It’s a good question to raise because it encourages people to stand back from their day-to-day activities and think about what they do from a wider perspective. And it’s a pretty fundamental question: it’s actually asking if some market structures are more ethical than others.
There’s a long history of intermediation in the insurance market. It’s been a source of much innovation, in terms of new covers, wider distribution and new services. And there’s been a lot of entrepreneurial spirit around it that has brought a great deal of energy to the market. And it’s still, despite other innovations like aggregators and direct writers, a dominant feature in both the general and long terms markets: think of all those brokers, adjusters, suppliers, financial planners and agents.
At the same time, it’s clear that the way in which intermediation has sometimes been managed has led to collossal levels of consumer detriment. Mis-sold products and mismanaged conflicts of interest litter the track record of intermediation in insurance.
So there’s very much two stories to be told about intermediation. How do they stack up?
If you think intermediation is inherently unsuitable for the sale and servicing of insurance products, what would be the alternative? The direct market has a fair share of its own ethical issues. If you got rid of intermediation, wouldn’t it be like jumping ‘from the frying pan into the fire’?
A clear and distinct ethical question can be asked about the level of intermediation. If a large number of brokers, agents and the like lie between the manufacturer and consumer of an insurance product, then one has to ask about the value they are adding into that chain, and the value they are extracting out of it.
Clearly, handling large complex risks on a global scale does involve a complicated array of intermediaries. However many risks are standard and straightforward, as are the claims that go with them. Excessive layers of intermediation for those latter risks just smack of ‘too many fingers in the pie’ and should be challenged.

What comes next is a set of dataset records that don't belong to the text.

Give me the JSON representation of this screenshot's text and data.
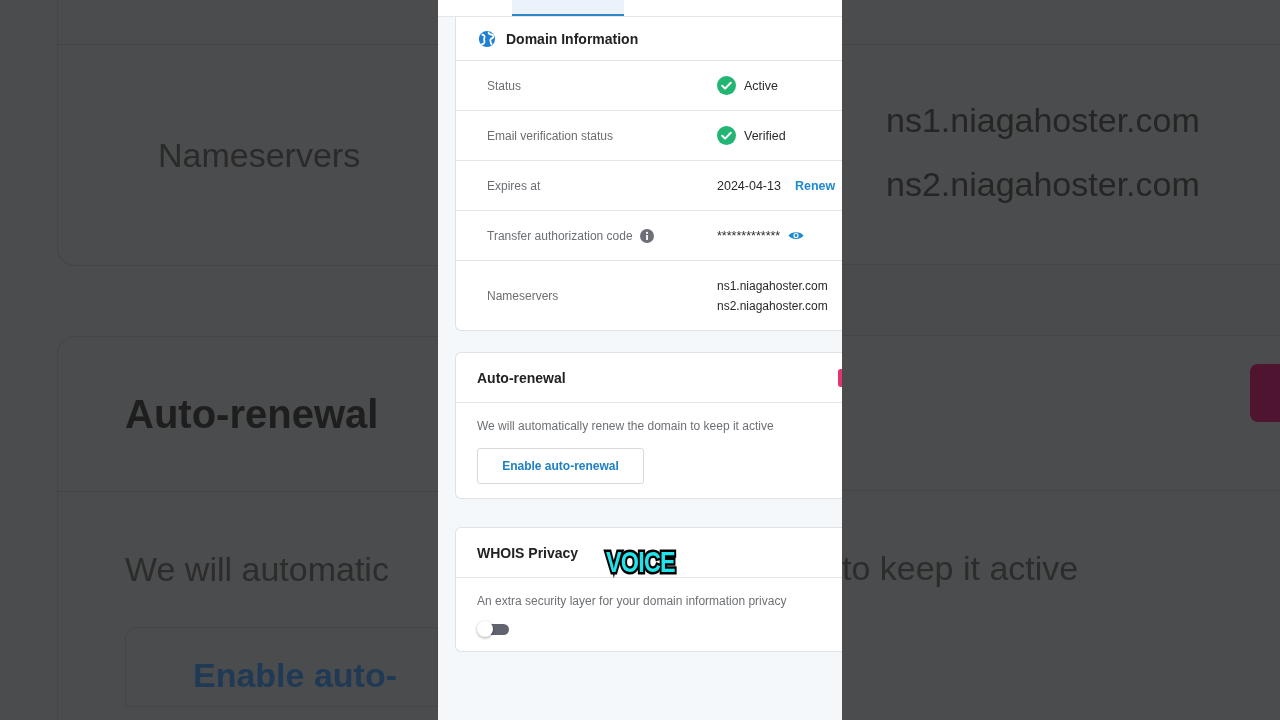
{
  "backdrop": {
    "left": {
      "nameservers_label": "Nameservers",
      "auto_renewal_title": "Auto-renewal",
      "description": "We will automatic",
      "button": "Enable auto-"
    },
    "right": {
      "nameservers": [
        "ns1.niagahoster.com",
        "ns2.niagahoster.com"
      ],
      "description": "to keep it active"
    }
  },
  "tab_strip": {
    "tabs": [
      {
        "selected": false
      },
      {
        "selected": true
      },
      {
        "selected": false
      }
    ]
  },
  "domain_information": {
    "title": "Domain Information",
    "rows": [
      {
        "label": "Status",
        "kind": "status",
        "value": "Active"
      },
      {
        "label": "Email verification status",
        "kind": "status",
        "value": "Verified"
      },
      {
        "label": "Expires at",
        "kind": "date",
        "value": "2024-04-13",
        "link": "Renew"
      },
      {
        "label": "Transfer authorization code",
        "kind": "secret",
        "value": "*************"
      },
      {
        "label": "Nameservers",
        "kind": "list",
        "values": [
          "ns1.niagahoster.com",
          "ns2.niagahoster.com"
        ]
      }
    ]
  },
  "auto_renewal": {
    "title": "Auto-renewal",
    "description": "We will automatically renew the domain to keep it active",
    "button": "Enable auto-renewal"
  },
  "whois_privacy": {
    "title": "WHOIS Privacy",
    "description": "An extra security layer for your domain information privacy",
    "enabled": false
  },
  "caption": "VOICE"
}
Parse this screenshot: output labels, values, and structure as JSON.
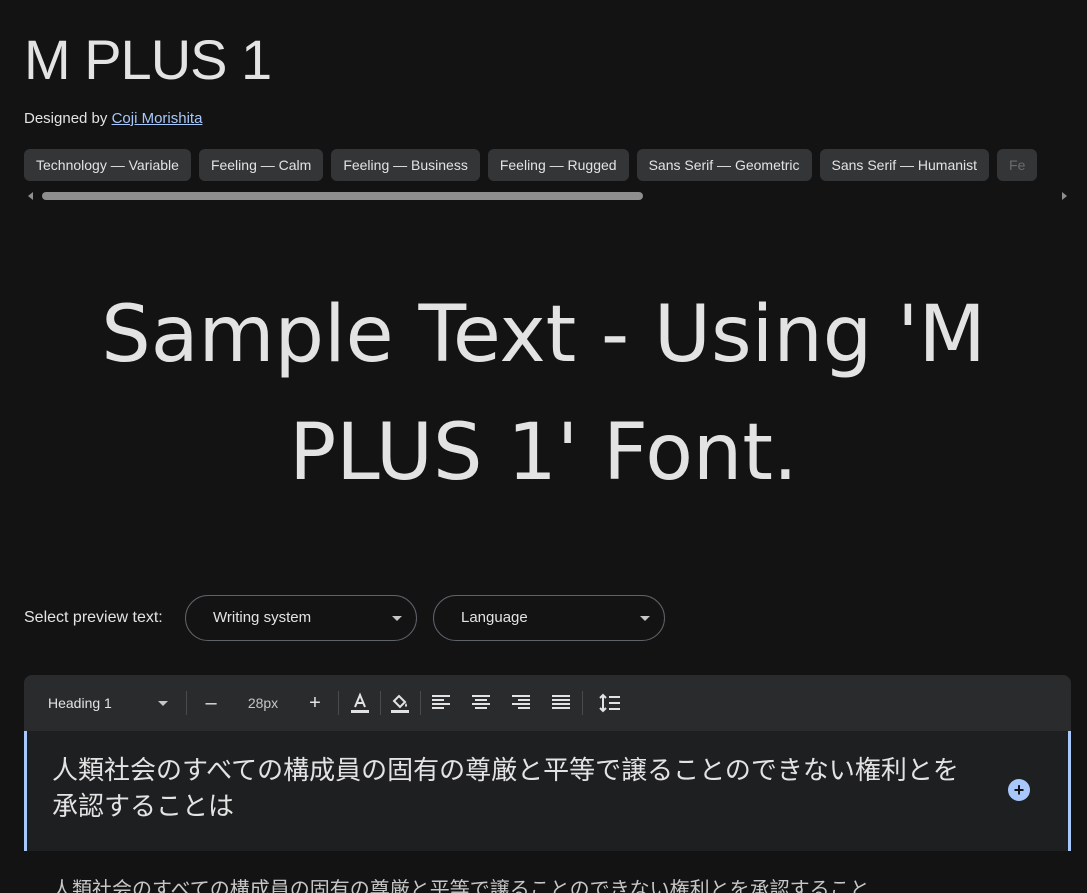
{
  "font": {
    "name": "M PLUS 1",
    "designed_by_label": "Designed by",
    "designer": "Coji Morishita"
  },
  "tags": [
    "Technology — Variable",
    "Feeling — Calm",
    "Feeling — Business",
    "Feeling — Rugged",
    "Sans Serif — Geometric",
    "Sans Serif — Humanist",
    "Fe"
  ],
  "sample_text": "Sample Text - Using 'M PLUS 1' Font.",
  "preview": {
    "label": "Select preview text:",
    "writing_system": "Writing system",
    "language": "Language"
  },
  "toolbar": {
    "style": "Heading 1",
    "decrease": "–",
    "size": "28px",
    "increase": "+",
    "text_color_icon": "text-color-icon",
    "fill_color_icon": "fill-color-icon",
    "align_left_icon": "align-left-icon",
    "align_center_icon": "align-center-icon",
    "align_right_icon": "align-right-icon",
    "align_justify_icon": "align-justify-icon",
    "line_height_icon": "line-height-icon"
  },
  "editor": {
    "heading_text": "人類社会のすべての構成員の固有の尊厳と平等で譲ることのできない権利とを承認することは",
    "add_icon": "add-circle-icon"
  },
  "paragraph_text": "人類社会のすべての構成員の固有の尊厳と平等で譲ることのできない権利とを承認すること",
  "colors": {
    "background": "#131314",
    "accent": "#a8c7fa",
    "chip": "#333537",
    "toolbar": "#2a2b2d"
  }
}
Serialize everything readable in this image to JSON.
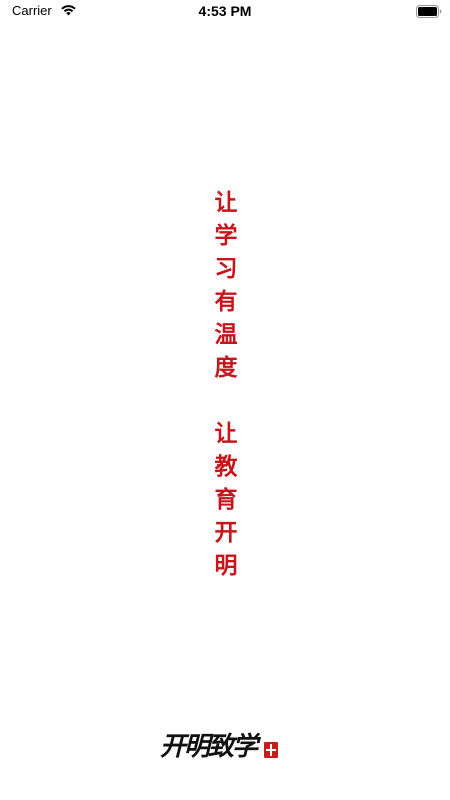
{
  "status_bar": {
    "carrier": "Carrier",
    "time": "4:53 PM"
  },
  "slogan": {
    "part1": [
      "让",
      "学",
      "习",
      "有",
      "温",
      "度"
    ],
    "part2": [
      "让",
      "教",
      "育",
      "开",
      "明"
    ],
    "color": "#c6161c"
  },
  "brand": {
    "logo_text": "开明致学"
  }
}
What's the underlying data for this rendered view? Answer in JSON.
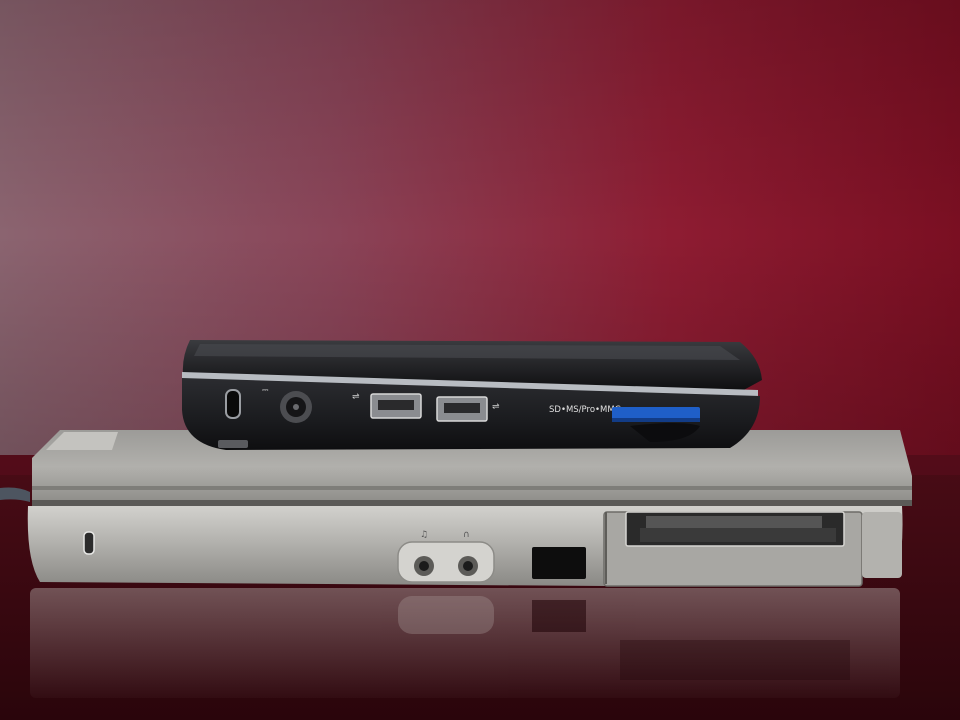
{
  "photo": {
    "subject": "Netbook stacked on a larger laptop, side view",
    "labels": {
      "card_reader": "SD•MS/Pro•MMC"
    },
    "colors": {
      "wall_left": "#8a5c68",
      "wall_right": "#8a1428",
      "desk": "#3d0a12",
      "netbook_body": "#1e1f22",
      "netbook_trim": "#b8bcc2",
      "laptop_body": "#a7a6a2",
      "card_accent": "#1f5fc8"
    }
  }
}
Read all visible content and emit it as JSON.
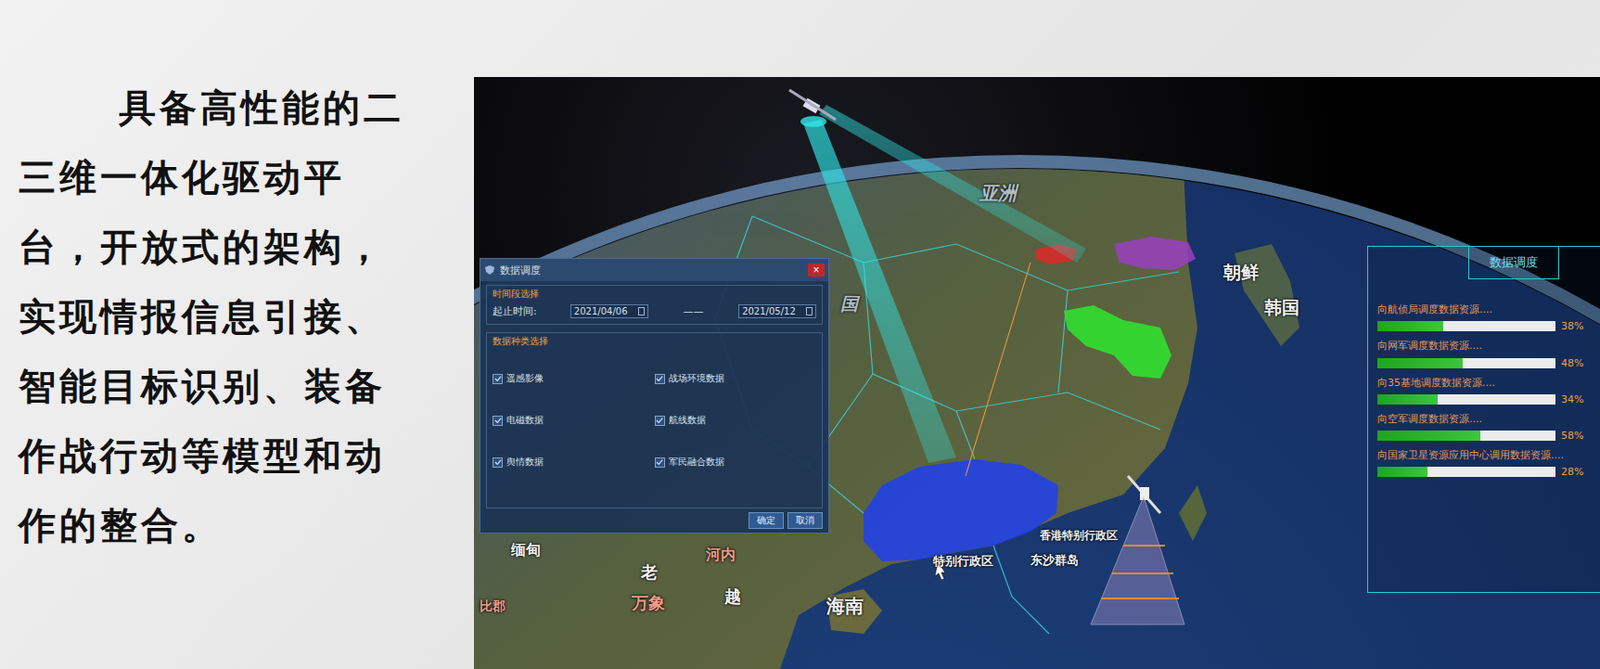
{
  "slide": {
    "text": "具备高性能的二三维一体化驱动平台，开放式的架构，实现情报信息引接、智能目标识别、装备作战行动等模型和动作的整合。"
  },
  "map": {
    "labels": [
      {
        "text": "亚洲"
      },
      {
        "text": "朝鲜"
      },
      {
        "text": "韩国"
      },
      {
        "text": "国"
      },
      {
        "text": "缅甸"
      },
      {
        "text": "老"
      },
      {
        "text": "万象"
      },
      {
        "text": "越"
      },
      {
        "text": "河内"
      },
      {
        "text": "海南"
      },
      {
        "text": "特别行政区"
      },
      {
        "text": "香港特别行政区"
      },
      {
        "text": "东沙群岛"
      },
      {
        "text": "比郡"
      }
    ],
    "highlights": [
      {
        "color": "#e02828"
      },
      {
        "color": "#9a3fc0"
      },
      {
        "color": "#2ee62e"
      },
      {
        "color": "#1f3ff0"
      }
    ]
  },
  "dialog": {
    "title": "数据调度",
    "close": "×",
    "time_section": "时间段选择",
    "time_label": "起止时间:",
    "start": "2021/04/06",
    "separator": "——",
    "end": "2021/05/12",
    "type_section": "数据种类选择",
    "options": [
      {
        "label": "遥感影像",
        "checked": true
      },
      {
        "label": "战场环境数据",
        "checked": true
      },
      {
        "label": "电磁数据",
        "checked": true
      },
      {
        "label": "航线数据",
        "checked": true
      },
      {
        "label": "舆情数据",
        "checked": true
      },
      {
        "label": "军民融合数据",
        "checked": true
      }
    ],
    "buttons": [
      "确定",
      "取消"
    ]
  },
  "panel": {
    "title": "数据调度",
    "rows": [
      {
        "label": "向航侦局调度数据资源....",
        "level": 0.37,
        "reading": "38%"
      },
      {
        "label": "向网军调度数据资源....",
        "level": 0.48,
        "reading": "48%"
      },
      {
        "label": "向35基地调度数据资源....",
        "level": 0.34,
        "reading": "34%"
      },
      {
        "label": "向空军调度数据资源....",
        "level": 0.58,
        "reading": "58%"
      },
      {
        "label": "向国家卫星资源应用中心调用数据资源....",
        "level": 0.28,
        "reading": "28%"
      }
    ]
  }
}
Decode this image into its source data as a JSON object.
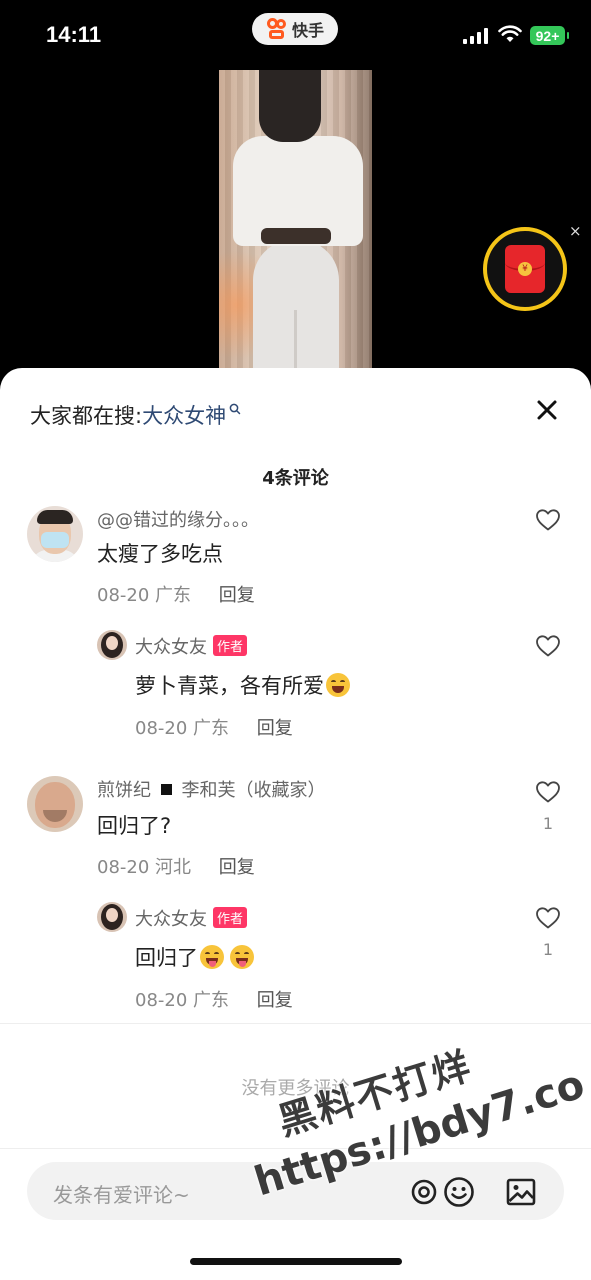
{
  "status_bar": {
    "time": "14:11",
    "app_name": "快手",
    "battery": "92+"
  },
  "colors": {
    "accent_red": "#fe3666",
    "search_term": "#2f4a74",
    "battery_green": "#34c759",
    "ring_gold": "#f5c518"
  },
  "overlay": {
    "redpacket_icon": "red-envelope-icon",
    "close_glyph": "×"
  },
  "sheet": {
    "search_prefix": "大家都在搜:",
    "search_term": "大众女神",
    "comment_count": "4条评论"
  },
  "comments": [
    {
      "username": "@@错过的缘分。。。",
      "text": "太瘦了多吃点",
      "date": "08-20",
      "location": "广东",
      "reply_label": "回复",
      "likes": ""
    },
    {
      "username": "大众女友",
      "badge": "作者",
      "text": "萝卜青菜，各有所爱",
      "emoji": "laughing-tears-emoji",
      "date": "08-20",
      "location": "广东",
      "reply_label": "回复",
      "likes": ""
    },
    {
      "username": "煎饼纪",
      "username_rest": "李和芙（收藏家）",
      "text": "回归了?",
      "date": "08-20",
      "location": "河北",
      "reply_label": "回复",
      "likes": "1"
    },
    {
      "username": "大众女友",
      "badge": "作者",
      "text": "回归了",
      "emoji": "winking-tongue-emoji",
      "date": "08-20",
      "location": "广东",
      "reply_label": "回复",
      "likes": "1"
    }
  ],
  "footer": {
    "no_more": "没有更多评论",
    "input_placeholder": "发条有爱评论~"
  },
  "watermark": {
    "line1": "黑料不打烊",
    "line2": "https://bdy7.co"
  }
}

The way in which claims for some lines of personal insurance are handled in the UK has been challenged, with motor insurance becoming a textbook example of excessive intermediation. The motor market thought for several years that it could handle the complexity it had sown into its claims operations, but has now come to realise that it resulted in them being labelled as dysfunctional and having an even more diminished level of consumer trust.
So I expect the UK regulator to become more interventionist in certain areas of intermediation, challenging firms to demonstrate that value is being added and not extracted. There will be a spotlight shone on both underwriting and claims, with the latter in particular needing to deliver a robust case for the myriad of intermediaries that everyday claims can attract.
Conflict of Interest: I’ve worked for an insurance broker and a schemes intermediary in the past, but then, I’ve also worked for one massive buyer of insurance whose CEO forbid any dealings with the broking market.